Throwing pills at a problem


Sydney Booth, Editor-in-chief

In case you have not noticed, this newspaper is not your typical end of semester “let’s hear it for Christmas” type of newspaper. This season, I am very proud of the Red Ink staff as a whole for writing about topics that are meaningful and pressing.

Topics like suicide and depression will always be relevant. This past year has been a year of mourning for the Greeley community after three suicides. There is no question that mental illness and depression  plague our society and that people need to be informed on the issue.

According to the American Psychological Association, depression as defined by the Diagnostic and Statistical Manual (DSM) as “a debilitating depressed mood or loss of interest in daily activities for a least two consistent weeks,” and must be accompanied by a major depressive episode that occurred in the past twelve months.

According to the Anxiety and Depression Organization of America, other symptoms of depression include “decrease or increase in appetite, insomnia or hypersomnia, psychomotor agitation or retardation, constant fatigue, feelings of worthlessness or excessive and inappropriate guilt, recurrent thoughts of death and suicidal ideation with or without specific plans for committing suicide, and cognitive difficulties, such as, diminished ability to think, concentrate and make decisions.”

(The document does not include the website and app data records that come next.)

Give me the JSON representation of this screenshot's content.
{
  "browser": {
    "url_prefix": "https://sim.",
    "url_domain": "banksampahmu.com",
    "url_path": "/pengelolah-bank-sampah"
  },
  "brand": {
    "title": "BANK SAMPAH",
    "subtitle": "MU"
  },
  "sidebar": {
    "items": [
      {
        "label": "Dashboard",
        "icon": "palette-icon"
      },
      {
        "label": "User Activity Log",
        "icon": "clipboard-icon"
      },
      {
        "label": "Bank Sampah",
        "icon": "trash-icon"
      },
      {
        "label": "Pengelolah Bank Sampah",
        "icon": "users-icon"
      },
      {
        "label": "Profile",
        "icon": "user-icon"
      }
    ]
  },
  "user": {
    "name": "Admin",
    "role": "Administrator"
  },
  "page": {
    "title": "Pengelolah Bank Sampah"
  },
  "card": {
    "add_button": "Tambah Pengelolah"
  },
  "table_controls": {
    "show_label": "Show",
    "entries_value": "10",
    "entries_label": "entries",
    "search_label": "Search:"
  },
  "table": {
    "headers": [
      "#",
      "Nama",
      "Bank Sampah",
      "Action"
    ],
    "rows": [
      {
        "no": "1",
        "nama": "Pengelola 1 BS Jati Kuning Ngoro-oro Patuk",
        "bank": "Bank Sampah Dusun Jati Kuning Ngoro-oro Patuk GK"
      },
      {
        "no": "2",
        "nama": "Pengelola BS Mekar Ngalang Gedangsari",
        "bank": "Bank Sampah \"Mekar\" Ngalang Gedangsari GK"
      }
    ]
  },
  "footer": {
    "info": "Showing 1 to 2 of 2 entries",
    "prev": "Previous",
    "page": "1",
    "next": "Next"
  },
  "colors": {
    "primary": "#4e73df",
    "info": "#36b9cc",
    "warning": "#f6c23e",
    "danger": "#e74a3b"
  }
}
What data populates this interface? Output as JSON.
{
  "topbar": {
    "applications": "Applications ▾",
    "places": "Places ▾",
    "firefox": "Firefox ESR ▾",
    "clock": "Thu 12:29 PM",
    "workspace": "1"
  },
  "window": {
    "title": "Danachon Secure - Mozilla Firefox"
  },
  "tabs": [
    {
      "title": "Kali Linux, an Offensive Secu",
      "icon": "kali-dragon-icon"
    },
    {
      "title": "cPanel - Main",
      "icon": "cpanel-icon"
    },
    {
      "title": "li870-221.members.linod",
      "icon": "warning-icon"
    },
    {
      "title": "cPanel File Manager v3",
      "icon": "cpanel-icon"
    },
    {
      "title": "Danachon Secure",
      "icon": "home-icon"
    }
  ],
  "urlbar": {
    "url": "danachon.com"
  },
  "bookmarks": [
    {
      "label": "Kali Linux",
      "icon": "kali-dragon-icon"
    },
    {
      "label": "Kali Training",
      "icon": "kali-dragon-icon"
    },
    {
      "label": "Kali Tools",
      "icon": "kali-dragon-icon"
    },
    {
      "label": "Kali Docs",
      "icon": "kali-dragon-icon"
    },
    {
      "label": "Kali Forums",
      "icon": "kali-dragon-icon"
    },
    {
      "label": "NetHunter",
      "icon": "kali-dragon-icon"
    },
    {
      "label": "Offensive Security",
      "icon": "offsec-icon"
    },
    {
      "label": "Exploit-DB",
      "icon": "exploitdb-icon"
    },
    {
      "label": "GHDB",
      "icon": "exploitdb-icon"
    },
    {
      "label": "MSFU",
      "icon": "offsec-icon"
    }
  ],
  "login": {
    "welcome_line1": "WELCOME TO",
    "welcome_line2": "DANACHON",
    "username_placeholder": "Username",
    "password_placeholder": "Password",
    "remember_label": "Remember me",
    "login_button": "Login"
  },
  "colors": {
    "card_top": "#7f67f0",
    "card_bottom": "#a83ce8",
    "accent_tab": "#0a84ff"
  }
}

However, as common as all these symptoms may appear, studies have shown that depression is over diagnosed. I would argue that our culture has simply been throwing pills at the real problem. According to an article from The Atlantic, which includes figures from a Johns Hopkins Bloomberg School of Public Health study, over the course of 20 years, the U.S. has seen a 400 percent increase in antidepressant use. In reality, just over 60 percent of adults previously diagnosed with depression by a clinician did not meet the official criteria for the depression upon re-evaluation in the study.

Overmedicating a large portion of the nation is not getting at the heart of the problem. People feel sad, go to a doctor, and the doctor gives them medication to “increase quality of life.” We give people pills and tell them to be happy again. “Depressed” teenagers, are not being taught how to cope with anxiety and stress.

I have been fortunate enough to have an amazing family. I have always known there are places for me to turn if I need help or someone to talk to. However, that cannot be said for every teenager or every person in general. So many students are battling bottled-up emotions. They’re stressed and sad with nowhere to turn, so society just tells them they’re depressed without giving them any tools to overcome it. For some people, that’s all they need to remain exactly where they are: stuck in a cycle of prescription medication.

That’s the point of this issue you’re reading right now. Red Ink wants to talk about things that matter, and hopefully, give those who need it somewhere to turn. Students at EHS need to know they are not alone in their struggles. So Merry Christmas from the Red Ink staff. We realize that holidays can be a hard time for many people for a myriad of reasons, and sometimes the best gift you can give someone is a listening ear.